MOUNTAIN GROVE, Mo. – Two employees of a Mountain Grove pet groomer were in a Wright County Courthouse Wednesday morning.
Michelle and Renee Butts are facing misdemeanor charges for animal abuse connected to the June 2023 death of a Cabool man’s service dog.
The hearing was to determine whether the two would plead guilty or set a trial date.
Both Michelle and Renee, despite being co-defendants but represented by different attorneys asked and were granted, more time to consider.
Scooby’s owners Ryan and Nicole Wood say the dragging on of a case nearly four months ago is tiring when trying to get closure.
“Having customers come in on the regular, you know, looking for Scooby, asking about Scooby, it’s definitely re-occurring,” Ryan Wood said. “At the same time, yeah, we’re trying to run a shop, we’re trying to run a business. Having this drag on is not the best thing for, you know, either party.

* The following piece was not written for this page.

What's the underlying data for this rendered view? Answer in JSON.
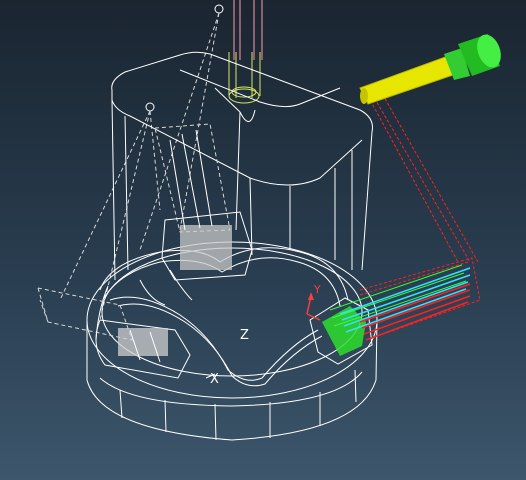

I think at this point, you know, we’re just wanting closure.”
Ryan Wood uses a wheelchair and Scooby was his service animal.
In June, Scooby was dropped off at Fur-Tastic Grooming in Mountain Grove, and within an hour, the authorities and the Woods were called.
“When I read the statement of probable cause, I think I went through all the emotions over again, and even more so, anger, because it was pretty detrimental what I read and it just it really hurt,” Nicole Wood said.
That probable cause statement, obtained by OzarksFirst, illustrates in Michelle and Renee Butts’ words what happened that night.
Authorities say the two told them Scooby, a Mastiff, had trouble keeping his head up during a wash and had to have his head held by staff.
After that washing session, Michelle told police she went to tend to another dog, which Renee admits she left the room to get a snack and then when a new customer came into the groomers’, she checked that customer in.
Renee added when she returned to the room Scooby was in, he was unresponsive.
A vet ruled that Scooby died from choking.
In the probable cause statement, an officer from Animal Control returned the next day to investigate further.
It says ‘ln her report [the ACO] requests [the Butts] to show her how the dog was tied up. It reads that then, Renee retrieved two black choke collars with rubber coating and a dip on one and she stated that she used two of them to attach the dog to a thin rope that was clipped to a bolt on the wall.
The ACO estimated the height to be around four to five feet high.
The report goes on to say Renee stated that the dog was sitting up when she left him and went to the front of the building. The ACO made a note to police that when inspecting the choke collars attached to the wall, she noticed the collars did not reach the floor where the dog had been according to the Butts family. The ACO reports that this could have affected the dog’s breathing if it couldn’t sit or stand.
It is worth noting that OzarksFirst was able to contact Michelle Butts for comment. Butts told OzarksFirst that she is willing to tell her side in a future story but was unavailable to meet Thursday.
The Woods say more needs to be done about dog grooming when it comes to regulations, where there are little to none in the state of Missouri.
“There’s a lot that’s come to light after this in this situation. I’ve actually done some research and almost every state in the United States does not have any regulation on groomers,” Nicole Wood said.
The two are trying to turn Scooby’s death into good for others, starting with the Scooby Doo Project.
“The Scooby Doo project kind of incorporates this whole process of the legal side, plus a dog park potentially,” Ryan Wood said. “I’d like to see like a dog grooming station, kind of like they have at other places where you can bring your dog and groom themselves, potentially have trainers come and show you how to properly groom your dog, have training sessions and stuff like that.”
Plus a law in the works in New Jersey that requires pet groomers to be licensed could pave the way for regulation across the states.
“That would be a benchmark for us, right, to be able to take that piece of legislation and show that it is approved in another state and then try to petition to get it approved in our state and basically just work one state at a time,” Ryan added.
Renee Butts is due in court on November 15.
Michelle is due in court on November 29.